Purpose – Climate change continues to pose a serious challenge to mankind. Given their socio‐economic and vulnerable situations, resource‐poor farmers will be hard hit and likely to be the most affected group in Africa – a continent that will bear the full brunt of inclement weather conditions. The purpose of this paper is to address the questions of how local farmers read and predict the weather, and how best they can collaborate with weather scientists in adapting to climate change and variability in the Okavango Delta of Botswana. Design/methodology/approach – A multi‐stage sampling procedure was employed in sampling a total of 592 households heads (both men and women) in eight rural communities in the Okavango Delta, Botswana. Findings – Analysis indicates that about 80 per cent of the farmers had a good knowledge of weather forecasting.
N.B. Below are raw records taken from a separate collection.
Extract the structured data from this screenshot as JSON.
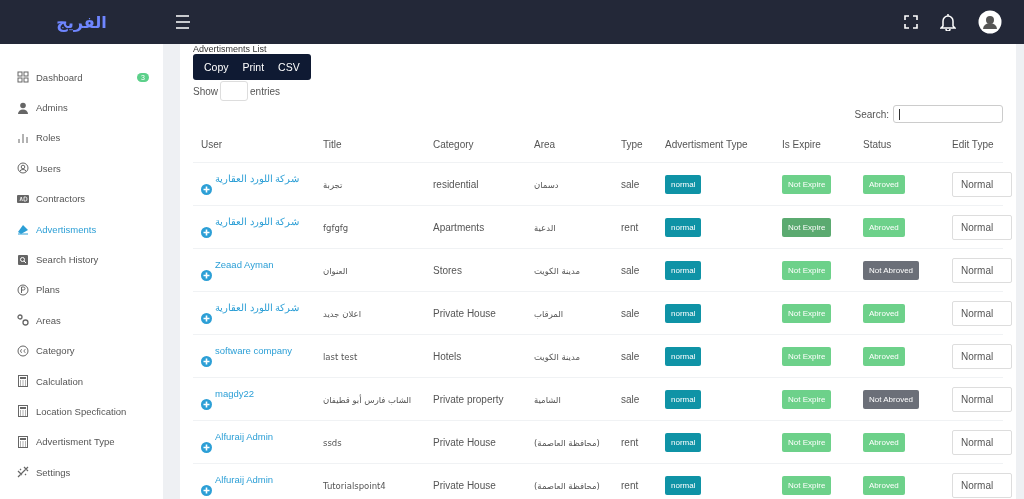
{
  "header": {
    "logo": "الفريج"
  },
  "sidebar": {
    "items": [
      {
        "label": "Dashboard",
        "selected": false,
        "badge": "3"
      },
      {
        "label": "Admins",
        "selected": false
      },
      {
        "label": "Roles",
        "selected": false
      },
      {
        "label": "Users",
        "selected": false
      },
      {
        "label": "Contractors",
        "selected": false
      },
      {
        "label": "Advertisments",
        "selected": true
      },
      {
        "label": "Search History",
        "selected": false
      },
      {
        "label": "Plans",
        "selected": false
      },
      {
        "label": "Areas",
        "selected": false
      },
      {
        "label": "Category",
        "selected": false
      },
      {
        "label": "Calculation",
        "selected": false
      },
      {
        "label": "Location Specfication",
        "selected": false
      },
      {
        "label": "Advertisment Type",
        "selected": false
      },
      {
        "label": "Settings",
        "selected": false
      }
    ]
  },
  "content": {
    "title": "Advertisments List",
    "export_buttons": [
      "Copy",
      "Print",
      "CSV"
    ],
    "show_label": "Show",
    "entries_label": "entries",
    "search_label": "Search:",
    "table": {
      "columns": [
        "User",
        "Title",
        "Category",
        "Area",
        "Type",
        "Advertisment Type",
        "Is Expire",
        "Status",
        "Edit Type"
      ],
      "rows": [
        {
          "user": "شركة اللورد العقارية",
          "title": "تجربة",
          "category": "residential",
          "area": "دسمان",
          "type": "sale",
          "ad_type": "normal",
          "expire": "Not Expire",
          "expire_highlighted": false,
          "status": "Abroved",
          "approved": true,
          "edit_type": "Normal"
        },
        {
          "user": "شركة اللورد العقارية",
          "title": "fgfgfg",
          "category": "Apartments",
          "area": "الدعية",
          "type": "rent",
          "ad_type": "normal",
          "expire": "Not Expire",
          "expire_highlighted": true,
          "status": "Abroved",
          "approved": true,
          "edit_type": "Normal"
        },
        {
          "user": "Zeaad Ayman",
          "title": "العنوان",
          "category": "Stores",
          "area": "مدينة الكويت",
          "type": "sale",
          "ad_type": "normal",
          "expire": "Not Expire",
          "expire_highlighted": false,
          "status": "Not Abroved",
          "approved": false,
          "edit_type": "Normal"
        },
        {
          "user": "شركة اللورد العقارية",
          "title": "اعلان جديد",
          "category": "Private House",
          "area": "المرقاب",
          "type": "sale",
          "ad_type": "normal",
          "expire": "Not Expire",
          "expire_highlighted": false,
          "status": "Abroved",
          "approved": true,
          "edit_type": "Normal"
        },
        {
          "user": "software company",
          "title": "last test",
          "category": "Hotels",
          "area": "مدينة الكويت",
          "type": "sale",
          "ad_type": "normal",
          "expire": "Not Expire",
          "expire_highlighted": false,
          "status": "Abroved",
          "approved": true,
          "edit_type": "Normal"
        },
        {
          "user": "magdy22",
          "title": "الشاب فارس أبو قطيفان",
          "category": "Private property",
          "area": "الشامية",
          "type": "sale",
          "ad_type": "normal",
          "expire": "Not Expire",
          "expire_highlighted": false,
          "status": "Not Abroved",
          "approved": false,
          "edit_type": "Normal"
        },
        {
          "user": "Alfuraij Admin",
          "title": "ssds",
          "category": "Private House",
          "area": "(محافظة العاصمة)",
          "type": "rent",
          "ad_type": "normal",
          "expire": "Not Expire",
          "expire_highlighted": false,
          "status": "Abroved",
          "approved": true,
          "edit_type": "Normal"
        },
        {
          "user": "Alfuraij Admin",
          "title": "Tutorialspoint4",
          "category": "Private House",
          "area": "(محافظة العاصمة)",
          "type": "rent",
          "ad_type": "normal",
          "expire": "Not Expire",
          "expire_highlighted": false,
          "status": "Abroved",
          "approved": true,
          "edit_type": "Normal"
        }
      ]
    }
  }
}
In a knowledge validation workshop organised and implemented in early August 2012, farmers and scientists identified a nine‐point agenda and strategies for addressing the challenges posed by climate change to community well‐being and agricultural production. Knowledge sharing, installation of community weather stations and local‐level capacity building are amongst the strategies identified. Research limitations/implications – The research is only limited to the Okavango Delta, Botswana. Originality/value – The paper emanates from original field research. The outcome of the paper provides pertinent information for policy formulation on how best to enhance small farmers’ adaptation to climate change.
World Journal of Science, Technology and Sustainable Development – Emerald Publishing
Published: Jul 29, 2014
Keywords: Innovation; Sustainable development; Diffusion; Development; Climate change; Development policies